• **What you will do**
Look through the lines below and extract any with the word "placeholder".

━━━━━━━━━━━━━━━━

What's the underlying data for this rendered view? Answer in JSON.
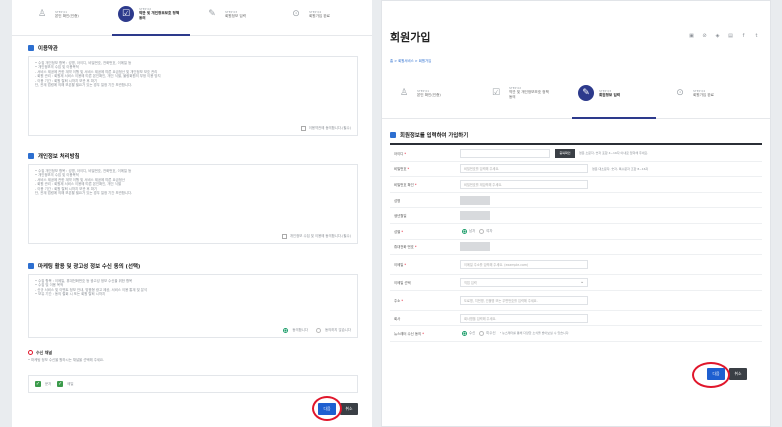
{
  "left": {
    "steps": [
      {
        "num": "STEP 01",
        "label": "본인 확인(인증)",
        "icon": "user-icon"
      },
      {
        "num": "STEP 02",
        "label": "약관 및 개인정보보호 정책 동의",
        "icon": "agree-icon",
        "active": true
      },
      {
        "num": "STEP 03",
        "label": "회원정보 입력",
        "icon": "edit-icon"
      },
      {
        "num": "STEP 04",
        "label": "회원가입 완료",
        "icon": "check-icon"
      }
    ],
    "terms_title": "이용약관",
    "terms_lines": [
      "• 수집 개인정보 항목 : 성명, 아이디, 비밀번호, 전화번호, 이메일 등",
      "• 개인정보의 수집 및 이용목적",
      "   - 서비스 제공에 관한 계약 이행 및 서비스 제공에 따른 요금정산 및 개인정보 보호 관리",
      "   - 회원 관리 : 회원제 서비스 이용에 따른 본인확인, 개인 식별, 불량회원의 부정 이용 방지",
      "   - 이용 기간 : 회원 탈퇴 시까지 보관 후 파기",
      "   단, 관계 법령에 의해 보존할 필요가 있는 경우 일정 기간 보관합니다."
    ],
    "terms_agree": "이용약관에 동의합니다.(필수)",
    "privacy_title": "개인정보 처리방침",
    "privacy_lines": [
      "• 수집 개인정보 항목 : 성명, 아이디, 비밀번호, 전화번호, 이메일 등",
      "• 개인정보의 수집 및 이용목적",
      "   - 서비스 제공에 관한 계약 이행 및 서비스 제공에 따른 요금정산",
      "   - 회원 관리 : 회원제 서비스 이용에 따른 본인확인, 개인 식별",
      "   - 이용 기간 : 회원 탈퇴 시까지 보관 후 파기",
      "   단, 관계 법령에 의해 보존할 필요가 있는 경우 일정 기간 보관합니다."
    ],
    "privacy_agree": "개인정보 수집 및 이용에 동의합니다.(필수)",
    "marketing_title": "마케팅 활용 및 광고성 정보 수신 동의 (선택)",
    "marketing_lines": [
      "• 수집 항목 : 이메일, 휴대전화번호 등 광고성 정보 수신을 위한 항목",
      "• 수집 및 이용 목적",
      "   - 신규 서비스 및 이벤트 정보 안내, 맞춤형 광고 제공, 서비스 이용 통계 및 분석",
      "• 보유 기간 : 동의 철회 시 또는 회원 탈퇴 시까지"
    ],
    "marketing_yes": "동의합니다",
    "marketing_no": "동의하지 않습니다",
    "receive_title": "수신 채널",
    "receive_desc": "• 마케팅 정보 수신을 원하시는 채널을 선택해 주세요.",
    "receive_sms": "문자",
    "receive_email": "메일",
    "next": "다음",
    "cancel": "취소"
  },
  "right": {
    "page_title": "회원가입",
    "breadcrumb": "홈 > 회원서비스 > 회원가입",
    "share_icons": [
      "print-icon",
      "link-icon",
      "share-icon",
      "blog-icon",
      "facebook-icon",
      "twitter-icon"
    ],
    "steps": [
      {
        "num": "STEP 01",
        "label": "본인 확인(인증)",
        "icon": "user-icon"
      },
      {
        "num": "STEP 02",
        "label": "약관 및 개인정보보호 정책 동의",
        "icon": "agree-icon"
      },
      {
        "num": "STEP 03",
        "label": "회원정보 입력",
        "icon": "edit-icon",
        "active": true
      },
      {
        "num": "STEP 04",
        "label": "회원가입 완료",
        "icon": "check-icon"
      }
    ],
    "form_title": "회원정보를 입력하여 가입하기",
    "fields": [
      {
        "label": "아이디",
        "required": true,
        "placeholder": "",
        "button": "중복확인",
        "note": "영문 소문자, 숫자 포함 4~16자 이내로 입력해 주세요."
      },
      {
        "label": "비밀번호",
        "required": true,
        "placeholder": "비밀번호를 입력해 주세요.",
        "note": "영문 대소문자, 숫자, 특수문자 조합 8~16자"
      },
      {
        "label": "비밀번호 확인",
        "required": true,
        "placeholder": "비밀번호를 재입력해 주세요."
      },
      {
        "label": "성명",
        "type": "gray"
      },
      {
        "label": "생년월일",
        "type": "gray"
      },
      {
        "label": "성별",
        "required": true,
        "type": "radio",
        "options": [
          "남자",
          "여자"
        ]
      },
      {
        "label": "휴대전화 번호",
        "required": true,
        "type": "gray"
      },
      {
        "label": "이메일",
        "required": true,
        "placeholder": "이메일 주소를 입력해 주세요. (example.com)"
      },
      {
        "label": "이메일 선택",
        "type": "select",
        "placeholder": "직접 입력"
      },
      {
        "label": "주소",
        "required": true,
        "placeholder": "도로명, 지번명, 건물명 또는 우편번호를 입력해 주세요."
      },
      {
        "label": "회사",
        "placeholder": "회사명을 입력해 주세요."
      },
      {
        "label": "뉴스레터 수신 동의",
        "required": true,
        "type": "radio",
        "options": [
          "수신",
          "미수신"
        ],
        "note": "* 뉴스레터를 통해 다양한 소식을 받아보실 수 있습니다."
      }
    ],
    "next": "다음",
    "cancel": "취소"
  }
}
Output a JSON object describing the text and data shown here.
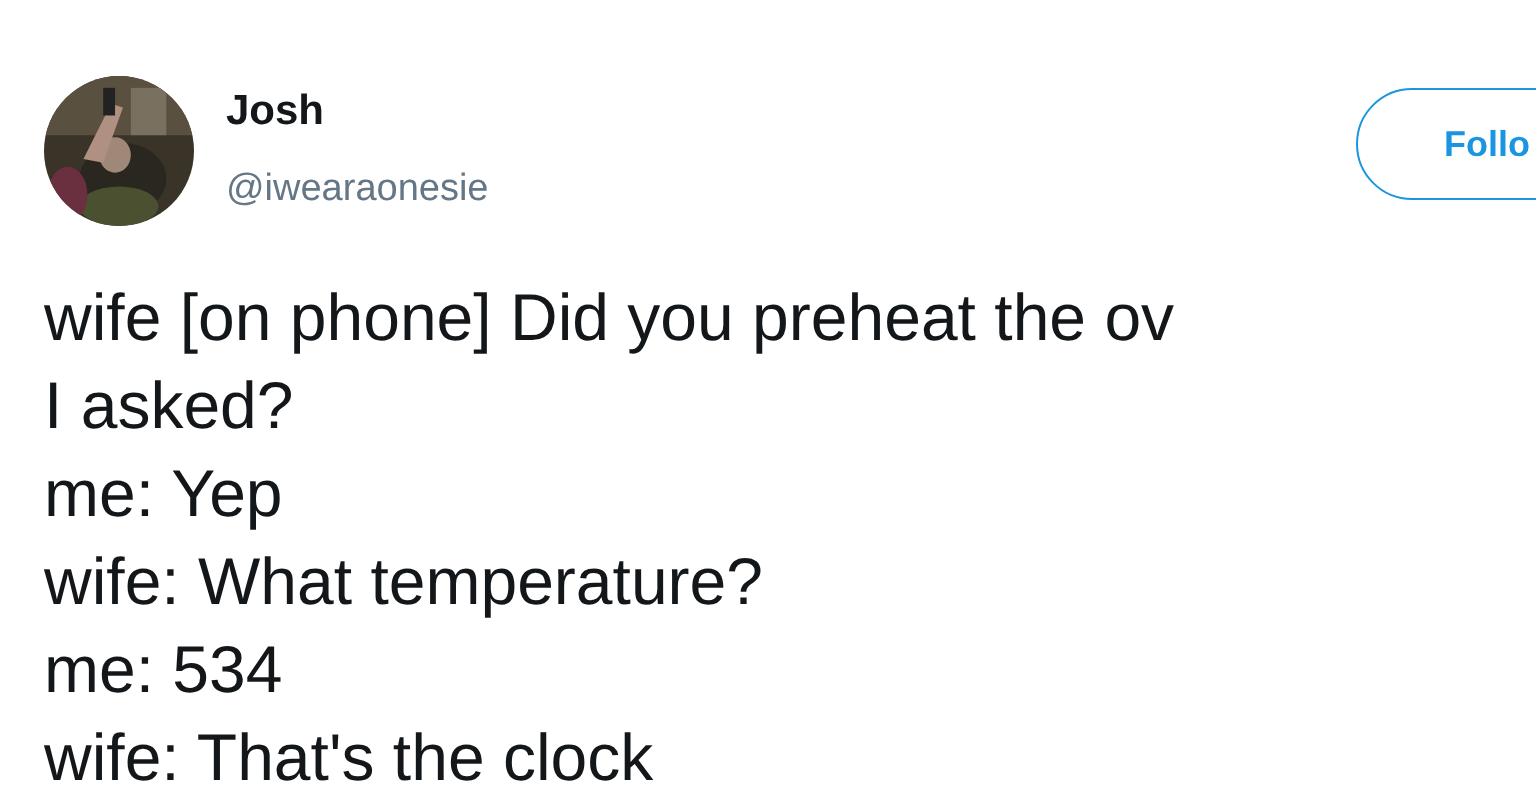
{
  "author": {
    "name": "Josh",
    "handle": "@iwearaonesie"
  },
  "follow_button": {
    "label": "Follo"
  },
  "tweet_lines": [
    "wife [on phone] Did you preheat the ov",
    "I asked?",
    "me: Yep",
    "wife: What temperature?",
    "me: 534",
    "wife: That's the clock"
  ]
}
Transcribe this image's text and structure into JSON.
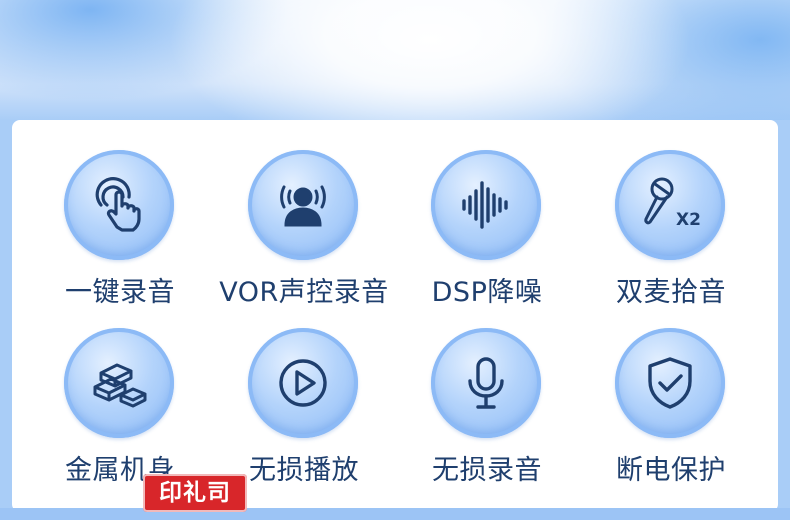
{
  "features": [
    {
      "id": "one-key-record",
      "label": "一键录音",
      "icon": "touch-tap-icon"
    },
    {
      "id": "vor-voice-record",
      "label": "VOR声控录音",
      "icon": "voice-person-icon"
    },
    {
      "id": "dsp-noise-reduction",
      "label": "DSP降噪",
      "icon": "sound-wave-icon"
    },
    {
      "id": "dual-mic",
      "label": "双麦拾音",
      "icon": "dual-mic-icon",
      "icon_text": "X2"
    },
    {
      "id": "metal-body",
      "label": "金属机身",
      "icon": "metal-bars-icon"
    },
    {
      "id": "lossless-playback",
      "label": "无损播放",
      "icon": "play-icon"
    },
    {
      "id": "lossless-record",
      "label": "无损录音",
      "icon": "microphone-icon"
    },
    {
      "id": "power-off-protect",
      "label": "断电保护",
      "icon": "shield-check-icon"
    }
  ],
  "watermark": {
    "text": "印礼司"
  },
  "colors": {
    "icon_stroke": "#1f3f6e",
    "label_text": "#1f3f6e",
    "panel": "#ffffff",
    "background": "#a9cdf7",
    "stamp": "#d8262a"
  }
}
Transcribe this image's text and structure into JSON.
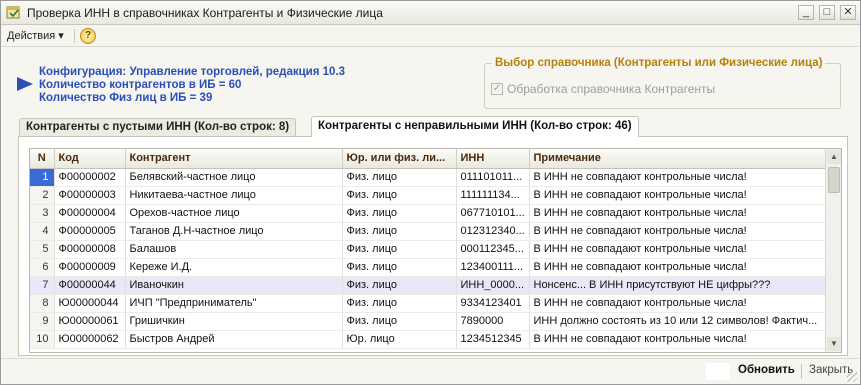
{
  "window": {
    "title": "Проверка ИНН в справочниках Контрагенты и Физические лица",
    "icon": "app-window-icon",
    "controls": {
      "minimize": "_",
      "maximize": "□",
      "close": "✕"
    }
  },
  "toolbar": {
    "actions_label": "Действия ▾",
    "help_label": "?"
  },
  "info": {
    "config": "Конфигурация: Управление торговлей, редакция 10.3",
    "contractors_count": "Количество контрагентов в ИБ = 60",
    "persons_count": "Количество Физ лиц в ИБ = 39"
  },
  "directory_choice": {
    "title": "Выбор справочника (Контрагенты или Физические лица)",
    "checkbox_label": "Обработка справочника Контрагенты",
    "checked": true,
    "enabled": false
  },
  "tabs": [
    {
      "label": "Контрагенты с пустыми ИНН (Кол-во строк: 8)",
      "active": false
    },
    {
      "label": "Контрагенты с неправильными ИНН (Кол-во строк: 46)",
      "active": true
    }
  ],
  "table": {
    "columns": [
      "N",
      "Код",
      "Контрагент",
      "Юр. или физ. ли...",
      "ИНН",
      "Примечание"
    ],
    "rows": [
      [
        "1",
        "Ф00000002",
        "Белявский-частное лицо",
        "Физ. лицо",
        "011101011...",
        "В ИНН не совпадают контрольные числа!"
      ],
      [
        "2",
        "Ф00000003",
        "Никитаева-частное лицо",
        "Физ. лицо",
        "111111134...",
        "В ИНН не совпадают контрольные числа!"
      ],
      [
        "3",
        "Ф00000004",
        "Орехов-частное лицо",
        "Физ. лицо",
        "067710101...",
        "В ИНН не совпадают контрольные числа!"
      ],
      [
        "4",
        "Ф00000005",
        "Таганов Д.Н-частное лицо",
        "Физ. лицо",
        "012312340...",
        "В ИНН не совпадают контрольные числа!"
      ],
      [
        "5",
        "Ф00000008",
        "Балашов",
        "Физ. лицо",
        "000112345...",
        "В ИНН не совпадают контрольные числа!"
      ],
      [
        "6",
        "Ф00000009",
        "Кереже И.Д.",
        "Физ. лицо",
        "123400111...",
        "В ИНН не совпадают контрольные числа!"
      ],
      [
        "7",
        "Ф00000044",
        "Иваночкин",
        "Физ. лицо",
        "ИНН_0000...",
        "Нонсенс... В ИНН присутствуют НЕ цифры???"
      ],
      [
        "8",
        "Ю00000044",
        "ИЧП \"Предприниматель\"",
        "Физ. лицо",
        "9334123401",
        "В ИНН не совпадают контрольные числа!"
      ],
      [
        "9",
        "Ю00000061",
        "Гришичкин",
        "Физ. лицо",
        "7890000",
        "ИНН должно состоять из 10 или 12 символов! Фактич..."
      ],
      [
        "10",
        "Ю00000062",
        "Быстров Андрей",
        "Юр. лицо",
        "1234512345",
        "В ИНН не совпадают контрольные числа!"
      ]
    ],
    "selected_row": 0,
    "highlighted_row": 6
  },
  "buttons": {
    "refresh": "Обновить",
    "close": "Закрыть"
  }
}
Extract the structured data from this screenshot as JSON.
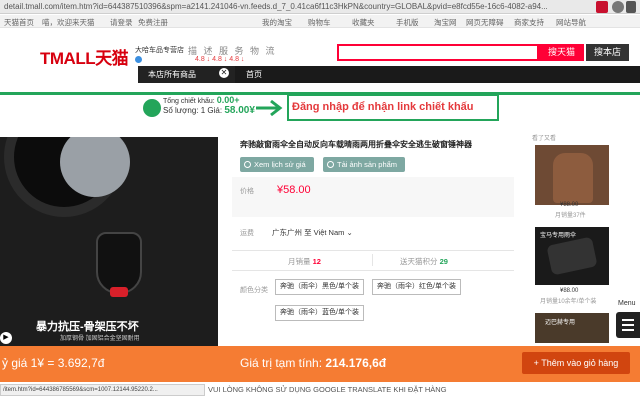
{
  "browser": {
    "url": "detail.tmall.com/item.htm?id=644387510396&spm=a2141.241046-vn.feeds.d_7_0.41ca6f11c3HkPN&country=GLOBAL&pvid=e8fcd55e-16c6-4082-a94..."
  },
  "topnav": {
    "items": [
      "天猫首页",
      "喵，欢迎来天猫",
      "请登录",
      "免费注册",
      "我的淘宝",
      "购物车",
      "收藏夹",
      "手机版",
      "淘宝网",
      "网页无障碍",
      "商家支持",
      "网站导航"
    ]
  },
  "header": {
    "logo": "TMALL天猫",
    "shop_name": "大哈车品专营店",
    "ratings_label": "描 述 服 务 物 流",
    "ratings": "4.8 ↓  4.8 ↓  4.8 ↓",
    "search_tmall": "搜天猫",
    "search_shop": "搜本店"
  },
  "catbar": {
    "all": "本店所有商品",
    "close": "✕",
    "home": "首页"
  },
  "promo": {
    "line1_prefix": "Tổng chiết khấu:",
    "line1_value": "0.00+",
    "line2_prefix": "Số lượng: 1  Giá:",
    "line2_value": "58.00¥",
    "login_text": "Đăng nhập để nhận link chiết khấu"
  },
  "product": {
    "title": "奔驰敲窗雨伞全自动反向车载晴雨两用折叠伞安全逃生破窗锤神器",
    "history_button": "Xem lịch sử giá",
    "image_button": "Tải ảnh sản phẩm",
    "price_label": "价格",
    "price": "¥58.00",
    "ship_label": "运费",
    "ship_value": "广东广州 至 Việt Nam",
    "monthly_sales_label": "月销量",
    "monthly_sales_value": "12",
    "points_label": "送天猫积分",
    "points_value": "29",
    "color_label": "颜色分类",
    "options": [
      "奔驰（雨伞）黑色/单个装",
      "奔驰（雨伞）红色/单个装",
      "奔驰（雨伞）蓝色/单个装"
    ],
    "caption": "暴力抗压-骨架压不坏",
    "caption_sub": "加厚钢骨 加固铝合金坚固耐用",
    "play_icon": "▶"
  },
  "sidebar": {
    "heading": "看了又看",
    "item1_price": "¥88.00",
    "item1_sold": "月销量37件",
    "item2_label": "宝马专用雨伞",
    "item2_price": "¥88.00",
    "item2_sold": "月销量10余年/单个装",
    "item3_label": "迈巴赫专用",
    "menu_label": "Menu"
  },
  "bottombar": {
    "rate": "ỷ giá 1¥ = 3.692,7đ",
    "total_prefix": "Giá trị tạm tính:",
    "total_value": "214.176,6đ",
    "add_to_cart": "+ Thêm vào giỏ hàng"
  },
  "status": {
    "url": "/item.htm?id=644386785569&scm=1007.12144.95220.2...",
    "warning": "VUI LÒNG KHÔNG SỬ DỤNG GOOGLE TRANSLATE KHI ĐẶT HÀNG"
  },
  "colors": {
    "tmall_red": "#ff0036",
    "promo_green": "#23a55a",
    "bottom_orange": "#f57c33",
    "history_button": "#7ea8a2"
  }
}
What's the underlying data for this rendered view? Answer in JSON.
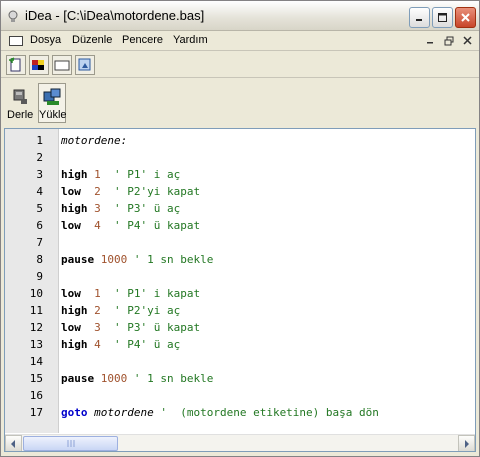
{
  "window": {
    "title": "iDea - [C:\\iDea\\motordene.bas]",
    "controls": {
      "minimize_icon": "minimize-icon",
      "maximize_icon": "maximize-icon",
      "close_icon": "close-icon"
    }
  },
  "menubar": {
    "items": [
      {
        "label": "Dosya"
      },
      {
        "label": "Düzenle"
      },
      {
        "label": "Pencere"
      },
      {
        "label": "Yardım"
      }
    ]
  },
  "toolbar1": {
    "buttons": [
      {
        "icon": "new-file-icon"
      },
      {
        "icon": "colors-icon"
      },
      {
        "icon": "blank-window-icon"
      },
      {
        "icon": "open-folder-icon"
      }
    ]
  },
  "toolbar2": {
    "buttons": [
      {
        "label": "Derle",
        "icon": "compile-icon"
      },
      {
        "label": "Yükle",
        "icon": "upload-icon"
      }
    ]
  },
  "editor": {
    "lines": [
      {
        "n": "1",
        "tokens": [
          {
            "t": "label",
            "v": "motordene:"
          }
        ]
      },
      {
        "n": "2",
        "tokens": []
      },
      {
        "n": "3",
        "tokens": [
          {
            "t": "kw",
            "v": "high"
          },
          {
            "t": "num",
            "v": " 1"
          },
          {
            "t": "cmt",
            "v": "  ' P1' i aç"
          }
        ]
      },
      {
        "n": "4",
        "tokens": [
          {
            "t": "kw",
            "v": "low"
          },
          {
            "t": "num",
            "v": "  2"
          },
          {
            "t": "cmt",
            "v": "  ' P2'yi kapat"
          }
        ]
      },
      {
        "n": "5",
        "tokens": [
          {
            "t": "kw",
            "v": "high"
          },
          {
            "t": "num",
            "v": " 3"
          },
          {
            "t": "cmt",
            "v": "  ' P3' ü aç"
          }
        ]
      },
      {
        "n": "6",
        "tokens": [
          {
            "t": "kw",
            "v": "low"
          },
          {
            "t": "num",
            "v": "  4"
          },
          {
            "t": "cmt",
            "v": "  ' P4' ü kapat"
          }
        ]
      },
      {
        "n": "7",
        "tokens": []
      },
      {
        "n": "8",
        "tokens": [
          {
            "t": "kw",
            "v": "pause"
          },
          {
            "t": "num",
            "v": " 1000"
          },
          {
            "t": "cmt",
            "v": " ' 1 sn bekle"
          }
        ]
      },
      {
        "n": "9",
        "tokens": []
      },
      {
        "n": "10",
        "tokens": [
          {
            "t": "kw",
            "v": "low"
          },
          {
            "t": "num",
            "v": "  1"
          },
          {
            "t": "cmt",
            "v": "  ' P1' i kapat"
          }
        ]
      },
      {
        "n": "11",
        "tokens": [
          {
            "t": "kw",
            "v": "high"
          },
          {
            "t": "num",
            "v": " 2"
          },
          {
            "t": "cmt",
            "v": "  ' P2'yi aç"
          }
        ]
      },
      {
        "n": "12",
        "tokens": [
          {
            "t": "kw",
            "v": "low"
          },
          {
            "t": "num",
            "v": "  3"
          },
          {
            "t": "cmt",
            "v": "  ' P3' ü kapat"
          }
        ]
      },
      {
        "n": "13",
        "tokens": [
          {
            "t": "kw",
            "v": "high"
          },
          {
            "t": "num",
            "v": " 4"
          },
          {
            "t": "cmt",
            "v": "  ' P4' ü aç"
          }
        ]
      },
      {
        "n": "14",
        "tokens": []
      },
      {
        "n": "15",
        "tokens": [
          {
            "t": "kw",
            "v": "pause"
          },
          {
            "t": "num",
            "v": " 1000"
          },
          {
            "t": "cmt",
            "v": " ' 1 sn bekle"
          }
        ]
      },
      {
        "n": "16",
        "tokens": []
      },
      {
        "n": "17",
        "tokens": [
          {
            "t": "goto",
            "v": "goto"
          },
          {
            "t": "label",
            "v": " motordene"
          },
          {
            "t": "cmt",
            "v": " '  (motordene etiketine) başa dön"
          }
        ]
      }
    ]
  },
  "colors": {
    "keyword": "#000000",
    "number": "#a0522d",
    "comment": "#227722",
    "goto": "#0000cc",
    "gutter": "#e8e8e8"
  }
}
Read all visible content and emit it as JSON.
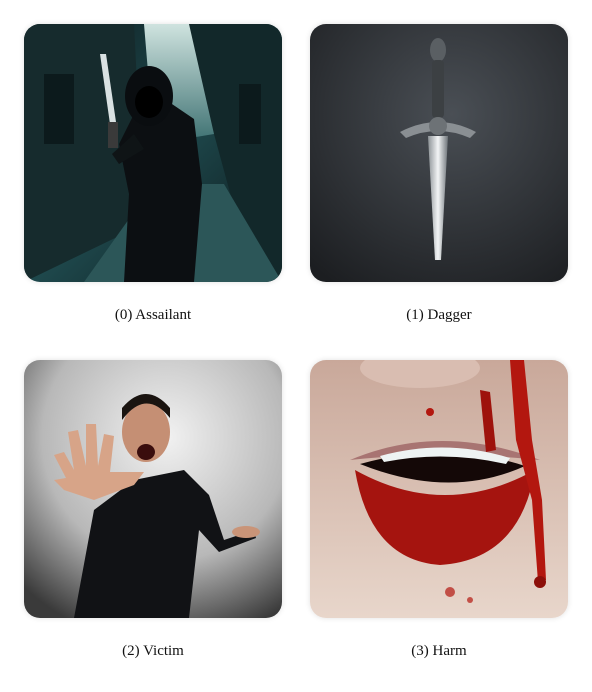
{
  "panels": [
    {
      "label": "(0) Assailant",
      "image": "hooded-figure-with-knife-in-dark-alley"
    },
    {
      "label": "(1) Dagger",
      "image": "silver-dagger-on-dark-background"
    },
    {
      "label": "(2) Victim",
      "image": "screaming-man-with-outstretched-hand"
    },
    {
      "label": "(3) Harm",
      "image": "close-up-of-bloodied-mouth"
    }
  ],
  "colors": {
    "page_background": "#ffffff",
    "caption_text": "#111111",
    "alley_teal": "#1f4a4e",
    "dagger_bg": "#2a2d31",
    "blood_red": "#a5140f"
  }
}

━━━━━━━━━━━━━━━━

• **Output for this task**
        "placeholder": "",
        "placeholder": "비밀번호를 입력해 주세요.",
        "placeholder": "비밀번호를 재입력해 주세요."
        "placeholder": "이메일 주소를 입력해 주세요. (example.com)"
        "placeholder": "직접 입력"
        "placeholder": "도로명, 지번명, 건물명 또는 우편번호를 입력해 주세요."
        "placeholder": "회사명을 입력해 주세요."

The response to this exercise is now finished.